I basked in the glow of student adulation over the Jeffy puppet for about one whole day. Then it was back to business as usual. Back to reality and the typical way my students act when it comes to my crochet.

So, coming off my Jeffy high, came the low of being taken for granted. I finished off the emoji purse for my third grade girl and she happily accepted it and was on her way. No problem there. Seeing her happy with her purse was thanks enough (really😁).

Then, it was time for the top hat for my 2nd grade boy…but he changed his mind. He didn’t want the top hat anymore, he wanted a puppet. Well, of course he did. After hearing how much the 5th graders loved the Jeffy, he wanted his own puppet, one that looked like him, no less.

I explained that time was running out and there was no way I could finish a complicated puppet like Jeffy. It would have to be something much simpler. He said that was fine. And typical, it didn’t take him long to start asking if I was finished. I mean, he immediately started asking if I was done! By the end of the same day that he made the request, he asked if I was done. I know they think I have a magic crochet wand (hook) that I can just wave around and abracadabra, there’s a completed item. I chuckled and let him know that I hadn’t had time to even start it yet.

The next few days were like going on a trip with a child in the back seat who keeps asking if we’re there yet. I kept hearing, “Are you finished yet, are you finished yet, are you finished yet?” Continue reading

Crochet Jeffy The Puppet

Jeffy is done and my student said something that made me glow all pink and rosy today. I don’t think he was necessarily giving me a complement (I’m not sure a 5th grade boy is capable of that, even if he’s thinking it) but it was a complement just the same.

jeffy the puppet

I’ve been letting him play with the puppet in all its levels of completeness (or incompleteness as was the case) and it’s been great watching his genuine joy at seeing the puppet develop. Today, I finished it and he and his buddy were having an absolute blast with it.

Crochet Jeffy the puppet

I got a couple of candid shots of them playing with him.

I took a group of kids to the restroom and while we were waiting on some of the kids to come out, he said to me that he thinks this is the only homemade puppet that actually looked like the real thing. That it was the best one.

Well now.

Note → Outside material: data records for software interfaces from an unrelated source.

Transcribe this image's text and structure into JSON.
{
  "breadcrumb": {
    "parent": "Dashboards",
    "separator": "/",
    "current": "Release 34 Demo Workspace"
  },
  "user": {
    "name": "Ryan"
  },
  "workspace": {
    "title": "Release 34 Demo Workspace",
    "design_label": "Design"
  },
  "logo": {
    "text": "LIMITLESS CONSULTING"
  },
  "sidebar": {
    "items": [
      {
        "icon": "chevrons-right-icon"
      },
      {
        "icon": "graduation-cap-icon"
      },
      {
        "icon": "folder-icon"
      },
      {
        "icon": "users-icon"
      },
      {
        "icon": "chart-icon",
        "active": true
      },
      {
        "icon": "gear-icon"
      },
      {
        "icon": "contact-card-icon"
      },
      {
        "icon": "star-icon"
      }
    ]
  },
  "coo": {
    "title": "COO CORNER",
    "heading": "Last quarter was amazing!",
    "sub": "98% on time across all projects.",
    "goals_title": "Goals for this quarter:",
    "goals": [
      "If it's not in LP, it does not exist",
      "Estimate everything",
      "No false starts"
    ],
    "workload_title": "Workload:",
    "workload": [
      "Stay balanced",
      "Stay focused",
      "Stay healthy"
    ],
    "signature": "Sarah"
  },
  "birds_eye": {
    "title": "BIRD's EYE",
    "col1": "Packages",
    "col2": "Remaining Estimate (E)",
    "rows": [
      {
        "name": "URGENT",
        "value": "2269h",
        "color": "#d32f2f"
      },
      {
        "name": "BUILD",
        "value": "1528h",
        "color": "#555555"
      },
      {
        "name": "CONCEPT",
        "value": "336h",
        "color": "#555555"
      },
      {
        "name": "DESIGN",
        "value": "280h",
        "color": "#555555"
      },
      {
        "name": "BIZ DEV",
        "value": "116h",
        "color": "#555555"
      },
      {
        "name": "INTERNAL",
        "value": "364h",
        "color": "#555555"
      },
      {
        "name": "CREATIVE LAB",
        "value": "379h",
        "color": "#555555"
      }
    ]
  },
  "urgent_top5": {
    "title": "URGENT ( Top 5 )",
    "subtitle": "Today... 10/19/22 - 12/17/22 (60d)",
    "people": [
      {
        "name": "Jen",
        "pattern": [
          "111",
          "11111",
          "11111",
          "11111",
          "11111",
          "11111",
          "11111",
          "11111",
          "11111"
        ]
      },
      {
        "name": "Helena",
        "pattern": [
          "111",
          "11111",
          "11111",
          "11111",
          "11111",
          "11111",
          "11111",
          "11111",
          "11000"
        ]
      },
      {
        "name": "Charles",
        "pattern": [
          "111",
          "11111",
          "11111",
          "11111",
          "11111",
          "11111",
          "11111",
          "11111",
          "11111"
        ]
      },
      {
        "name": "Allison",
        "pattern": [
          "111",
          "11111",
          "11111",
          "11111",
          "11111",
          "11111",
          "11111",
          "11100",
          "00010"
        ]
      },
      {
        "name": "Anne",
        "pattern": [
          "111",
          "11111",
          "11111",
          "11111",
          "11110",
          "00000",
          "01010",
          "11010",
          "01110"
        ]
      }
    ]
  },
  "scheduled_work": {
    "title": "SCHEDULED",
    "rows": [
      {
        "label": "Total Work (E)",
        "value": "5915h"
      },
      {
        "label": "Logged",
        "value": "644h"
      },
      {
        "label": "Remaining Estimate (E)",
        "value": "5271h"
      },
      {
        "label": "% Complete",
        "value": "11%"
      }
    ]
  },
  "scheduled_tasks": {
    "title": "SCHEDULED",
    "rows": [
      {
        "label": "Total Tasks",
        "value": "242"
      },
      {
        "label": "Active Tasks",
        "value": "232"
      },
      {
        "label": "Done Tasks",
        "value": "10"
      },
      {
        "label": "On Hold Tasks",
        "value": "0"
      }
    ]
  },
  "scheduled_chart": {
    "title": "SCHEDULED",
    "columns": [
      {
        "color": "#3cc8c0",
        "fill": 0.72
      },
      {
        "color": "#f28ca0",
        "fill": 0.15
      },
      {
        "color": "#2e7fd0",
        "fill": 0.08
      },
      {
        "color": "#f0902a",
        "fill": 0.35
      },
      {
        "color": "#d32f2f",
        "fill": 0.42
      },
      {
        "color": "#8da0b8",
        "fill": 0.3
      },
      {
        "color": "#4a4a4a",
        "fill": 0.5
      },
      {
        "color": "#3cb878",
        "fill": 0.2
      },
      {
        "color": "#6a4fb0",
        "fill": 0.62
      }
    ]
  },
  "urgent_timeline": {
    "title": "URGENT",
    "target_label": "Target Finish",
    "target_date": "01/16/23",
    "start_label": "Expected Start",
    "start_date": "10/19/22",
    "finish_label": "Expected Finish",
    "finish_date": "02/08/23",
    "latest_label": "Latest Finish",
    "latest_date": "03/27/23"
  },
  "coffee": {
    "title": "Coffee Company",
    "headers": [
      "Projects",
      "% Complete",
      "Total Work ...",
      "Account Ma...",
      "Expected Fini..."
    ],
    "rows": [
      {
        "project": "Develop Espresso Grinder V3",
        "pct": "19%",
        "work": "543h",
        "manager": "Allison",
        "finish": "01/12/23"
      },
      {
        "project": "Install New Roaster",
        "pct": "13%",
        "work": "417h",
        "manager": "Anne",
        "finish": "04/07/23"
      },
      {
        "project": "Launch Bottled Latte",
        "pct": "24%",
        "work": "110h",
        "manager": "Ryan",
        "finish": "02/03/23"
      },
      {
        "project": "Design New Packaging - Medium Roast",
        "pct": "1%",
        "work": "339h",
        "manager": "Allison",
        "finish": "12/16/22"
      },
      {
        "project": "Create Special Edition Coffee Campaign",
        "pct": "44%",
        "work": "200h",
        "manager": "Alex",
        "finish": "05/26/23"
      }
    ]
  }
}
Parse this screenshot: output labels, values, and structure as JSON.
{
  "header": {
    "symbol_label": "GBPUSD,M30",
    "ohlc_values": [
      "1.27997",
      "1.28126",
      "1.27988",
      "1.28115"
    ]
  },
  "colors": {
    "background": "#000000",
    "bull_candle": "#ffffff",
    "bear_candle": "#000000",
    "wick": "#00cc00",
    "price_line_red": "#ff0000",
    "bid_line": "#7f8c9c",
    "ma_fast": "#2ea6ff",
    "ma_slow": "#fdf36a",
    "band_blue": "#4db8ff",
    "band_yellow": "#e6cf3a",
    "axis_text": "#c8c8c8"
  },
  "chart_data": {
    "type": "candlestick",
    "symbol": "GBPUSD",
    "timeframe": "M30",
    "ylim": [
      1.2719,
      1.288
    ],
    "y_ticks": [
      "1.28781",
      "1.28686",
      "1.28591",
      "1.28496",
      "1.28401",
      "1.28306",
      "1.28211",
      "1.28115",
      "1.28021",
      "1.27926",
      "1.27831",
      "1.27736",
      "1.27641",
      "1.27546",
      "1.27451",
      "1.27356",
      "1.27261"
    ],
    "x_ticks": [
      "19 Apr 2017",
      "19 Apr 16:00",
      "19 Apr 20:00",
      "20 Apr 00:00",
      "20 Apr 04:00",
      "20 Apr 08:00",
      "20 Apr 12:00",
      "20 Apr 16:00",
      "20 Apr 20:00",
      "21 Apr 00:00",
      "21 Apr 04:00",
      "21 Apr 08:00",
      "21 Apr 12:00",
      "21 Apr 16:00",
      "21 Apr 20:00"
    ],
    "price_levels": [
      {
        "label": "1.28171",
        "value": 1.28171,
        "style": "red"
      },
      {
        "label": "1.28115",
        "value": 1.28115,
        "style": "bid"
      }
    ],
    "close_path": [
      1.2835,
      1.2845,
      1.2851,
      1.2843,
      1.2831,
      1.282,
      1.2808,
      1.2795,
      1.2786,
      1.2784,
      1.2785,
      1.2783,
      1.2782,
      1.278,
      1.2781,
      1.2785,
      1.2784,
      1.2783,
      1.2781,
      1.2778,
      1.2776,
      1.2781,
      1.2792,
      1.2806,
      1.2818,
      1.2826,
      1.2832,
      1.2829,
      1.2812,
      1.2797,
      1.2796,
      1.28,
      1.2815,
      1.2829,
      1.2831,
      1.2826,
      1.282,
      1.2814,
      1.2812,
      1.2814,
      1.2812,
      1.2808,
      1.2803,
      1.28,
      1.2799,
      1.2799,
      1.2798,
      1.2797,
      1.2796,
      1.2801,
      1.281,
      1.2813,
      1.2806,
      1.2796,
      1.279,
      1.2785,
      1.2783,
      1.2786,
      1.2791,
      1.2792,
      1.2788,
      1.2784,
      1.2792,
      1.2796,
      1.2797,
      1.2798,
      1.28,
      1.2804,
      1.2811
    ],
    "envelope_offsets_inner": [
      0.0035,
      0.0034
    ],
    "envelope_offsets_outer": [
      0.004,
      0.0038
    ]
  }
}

Queue the glowy glow happening. You might be thinking that I directed this conversation and was fishing for complements but I wasn’t even talking about the puppet or even talking to the student. It was unsolicited! It was just true happiness on his part that he had the best puppet! Of course, there’s no way to prove his theory on that, but the fact that he believed that only showed how much he loved it. Believing he had the only existing homemade Jeffy the Puppet that looked like the real thing, well, that made my whole year.

jeffy the puppet_1

jeffy the puppet_2

Do I think it’s the best and most accurate homemade representation of Jeffy the Puppet? Uhm, no. He could have been better. The eyes are too poppy and I never gave him hands. No shoes either. But I will say this, when  I looked him up to do my research, there were only a handful of images of the actual puppet. I didn’t see any homemade representations out there, period, never mind crochet. Mine might be the first crochet version out there, at least that I could find. So my student might be right. That means I’m ahead of the curve!

Was he a success? For my student, absolutely! For me personally, maybe. I know he could have been better. I definitely learned I like making puppets, almost as much as making dolls. I might just make more puppets (not Jeffy though) of all varieties.

And just a reminder of the real thing.